EXERCISE ::
Whenever a picture appears, leave it out while repeating all the other data exactly.

AVAILABLE RECORDS ::
::::

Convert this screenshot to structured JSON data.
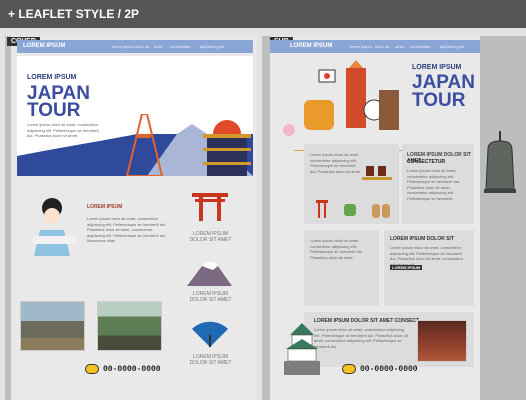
{
  "header": {
    "title": "+ LEAFLET STYLE / 2P"
  },
  "cover": {
    "tag": "COVER",
    "nav_title": "LOREM IPSUM",
    "nav_items": [
      "lorem ipsum",
      "dolor sit",
      "amet",
      "consectetur",
      "adipiscing elit"
    ],
    "heading": "LOREM IPSUM",
    "title_line1": "JAPAN",
    "title_line2": "TOUR",
    "intro": "Lorem ipsum dolor sit amet, consectetur adipiscing elit. Pellentesque se hendrerit dui. Phasellus dolor sit amet.",
    "geisha_heading": "LOREM IPSUM",
    "geisha_text": "Lorem ipsum dolor sit amet, consectetur adipiscing elit. Pellentesque se hendrerit dui. Phasellus dolor sit amet, consectetur adipiscing elit. Pellentesque se hendrerit dui. Maecenas vitae.",
    "captions": [
      "LOREM IPSUM\nDOLOR SIT AMET",
      "LOREM IPSUM\nDOLOR SIT AMET",
      "LOREM IPSUM\nDOLOR SIT AMET"
    ],
    "phone": "00-0000-0000"
  },
  "sub": {
    "tag": "SUB",
    "nav_title": "LOREM IPSUM",
    "nav_items": [
      "lorem ipsum",
      "dolor sit",
      "amet",
      "consectetur",
      "adipiscing elit"
    ],
    "heading": "LOREM IPSUM",
    "title_line1": "JAPAN",
    "title_line2": "TOUR",
    "block1_text": "Lorem ipsum dolor sit amet, consectetur adipiscing elit. Pellentesque se hendrerit dui. Phasellus dolor sit amet.",
    "block2_heading": "LOREM IPSUM DOLOR SIT AMET.",
    "block2_sub": "CONSECTETUR",
    "block2_text": "Lorem ipsum dolor sit amet, consectetur adipiscing elit. Pellentesque se hendrerit dui. Phasellus dolor sit amet, consectetur adipiscing elit. Pellentesque se hendrerit.",
    "block3_text": "Lorem ipsum dolor sit amet, consectetur adipiscing elit. Pellentesque se hendrerit dui. Phasellus dolor sit amet.",
    "block4_heading": "LOREM IPSUM DOLOR SIT",
    "block4_text": "Lorem ipsum dolor sit amet, consectetur adipiscing elit. Pellentesque se hendrerit dui. Phasellus dolor sit amet, consectetur adipiscing elit.",
    "block4_badge": "LOREM IPSUM",
    "block5_heading": "LOREM IPSUM DOLOR SIT AMET CONSECT-",
    "block5_text": "Lorem ipsum dolor sit amet, consectetur adipiscing elit. Pellentesque se hendrerit dui. Phasellus dolor sit amet, consectetur adipiscing elit. Pellentesque se hendrerit dui.",
    "phone": "00-0000-0000"
  },
  "colors": {
    "accent_blue": "#3b4da0",
    "nav_blue": "#8aa6d6",
    "accent_orange": "#9c3b21",
    "topbar": "#555555"
  }
}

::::

ANSWER TO THIS PROBLEM ::
Convert this screenshot to structured JSON data.
{
  "header": {
    "title": "+ LEAFLET STYLE / 2P"
  },
  "cover": {
    "tag": "COVER",
    "nav_title": "LOREM IPSUM",
    "nav_items": [
      "lorem ipsum",
      "dolor sit",
      "amet",
      "consectetur",
      "adipiscing elit"
    ],
    "heading": "LOREM IPSUM",
    "title_line1": "JAPAN",
    "title_line2": "TOUR",
    "intro": "Lorem ipsum dolor sit amet, consectetur adipiscing elit. Pellentesque se hendrerit dui. Phasellus dolor sit amet.",
    "geisha_heading": "LOREM IPSUM",
    "geisha_text": "Lorem ipsum dolor sit amet, consectetur adipiscing elit. Pellentesque se hendrerit dui. Phasellus dolor sit amet, consectetur adipiscing elit. Pellentesque se hendrerit dui. Maecenas vitae.",
    "captions": [
      "LOREM IPSUM\nDOLOR SIT AMET",
      "LOREM IPSUM\nDOLOR SIT AMET",
      "LOREM IPSUM\nDOLOR SIT AMET"
    ],
    "phone": "00-0000-0000"
  },
  "sub": {
    "tag": "SUB",
    "nav_title": "LOREM IPSUM",
    "nav_items": [
      "lorem ipsum",
      "dolor sit",
      "amet",
      "consectetur",
      "adipiscing elit"
    ],
    "heading": "LOREM IPSUM",
    "title_line1": "JAPAN",
    "title_line2": "TOUR",
    "block1_text": "Lorem ipsum dolor sit amet, consectetur adipiscing elit. Pellentesque se hendrerit dui. Phasellus dolor sit amet.",
    "block2_heading": "LOREM IPSUM DOLOR SIT AMET.",
    "block2_sub": "CONSECTETUR",
    "block2_text": "Lorem ipsum dolor sit amet, consectetur adipiscing elit. Pellentesque se hendrerit dui. Phasellus dolor sit amet, consectetur adipiscing elit. Pellentesque se hendrerit.",
    "block3_text": "Lorem ipsum dolor sit amet, consectetur adipiscing elit. Pellentesque se hendrerit dui. Phasellus dolor sit amet.",
    "block4_heading": "LOREM IPSUM DOLOR SIT",
    "block4_text": "Lorem ipsum dolor sit amet, consectetur adipiscing elit. Pellentesque se hendrerit dui. Phasellus dolor sit amet, consectetur adipiscing elit.",
    "block4_badge": "LOREM IPSUM",
    "block5_heading": "LOREM IPSUM DOLOR SIT AMET CONSECT-",
    "block5_text": "Lorem ipsum dolor sit amet, consectetur adipiscing elit. Pellentesque se hendrerit dui. Phasellus dolor sit amet, consectetur adipiscing elit. Pellentesque se hendrerit dui.",
    "phone": "00-0000-0000"
  },
  "colors": {
    "accent_blue": "#3b4da0",
    "nav_blue": "#8aa6d6",
    "accent_orange": "#9c3b21",
    "topbar": "#555555"
  }
}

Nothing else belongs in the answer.